* Input records:
Start of Block

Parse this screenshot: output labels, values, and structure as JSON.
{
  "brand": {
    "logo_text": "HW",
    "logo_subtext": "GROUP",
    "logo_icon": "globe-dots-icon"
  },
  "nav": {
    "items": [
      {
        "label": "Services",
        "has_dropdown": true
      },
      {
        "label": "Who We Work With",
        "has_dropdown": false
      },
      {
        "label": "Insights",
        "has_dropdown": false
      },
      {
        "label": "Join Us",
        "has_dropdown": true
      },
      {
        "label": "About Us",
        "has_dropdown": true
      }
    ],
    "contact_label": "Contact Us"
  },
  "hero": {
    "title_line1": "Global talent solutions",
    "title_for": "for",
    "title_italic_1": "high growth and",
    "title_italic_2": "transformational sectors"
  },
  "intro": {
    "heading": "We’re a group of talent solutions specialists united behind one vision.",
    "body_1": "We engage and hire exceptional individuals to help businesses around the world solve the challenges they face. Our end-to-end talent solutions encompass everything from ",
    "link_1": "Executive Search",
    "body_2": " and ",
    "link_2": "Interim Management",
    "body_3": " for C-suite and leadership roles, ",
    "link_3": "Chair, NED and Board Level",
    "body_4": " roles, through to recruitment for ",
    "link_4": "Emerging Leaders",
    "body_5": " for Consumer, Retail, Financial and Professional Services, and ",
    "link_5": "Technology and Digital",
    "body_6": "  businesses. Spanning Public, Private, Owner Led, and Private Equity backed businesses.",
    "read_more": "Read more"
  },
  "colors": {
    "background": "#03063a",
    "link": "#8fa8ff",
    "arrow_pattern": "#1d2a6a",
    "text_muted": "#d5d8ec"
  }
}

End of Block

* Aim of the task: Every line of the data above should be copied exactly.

* Answer to this problem:
Parse this screenshot: output labels, values, and structure as JSON.
{
  "brand": {
    "logo_text": "HW",
    "logo_subtext": "GROUP",
    "logo_icon": "globe-dots-icon"
  },
  "nav": {
    "items": [
      {
        "label": "Services",
        "has_dropdown": true
      },
      {
        "label": "Who We Work With",
        "has_dropdown": false
      },
      {
        "label": "Insights",
        "has_dropdown": false
      },
      {
        "label": "Join Us",
        "has_dropdown": true
      },
      {
        "label": "About Us",
        "has_dropdown": true
      }
    ],
    "contact_label": "Contact Us"
  },
  "hero": {
    "title_line1": "Global talent solutions",
    "title_for": "for",
    "title_italic_1": "high growth and",
    "title_italic_2": "transformational sectors"
  },
  "intro": {
    "heading": "We’re a group of talent solutions specialists united behind one vision.",
    "body_1": "We engage and hire exceptional individuals to help businesses around the world solve the challenges they face. Our end-to-end talent solutions encompass everything from ",
    "link_1": "Executive Search",
    "body_2": " and ",
    "link_2": "Interim Management",
    "body_3": " for C-suite and leadership roles, ",
    "link_3": "Chair, NED and Board Level",
    "body_4": " roles, through to recruitment for ",
    "link_4": "Emerging Leaders",
    "body_5": " for Consumer, Retail, Financial and Professional Services, and ",
    "link_5": "Technology and Digital",
    "body_6": "  businesses. Spanning Public, Private, Owner Led, and Private Equity backed businesses.",
    "read_more": "Read more"
  },
  "colors": {
    "background": "#03063a",
    "link": "#8fa8ff",
    "arrow_pattern": "#1d2a6a",
    "text_muted": "#d5d8ec"
  }
}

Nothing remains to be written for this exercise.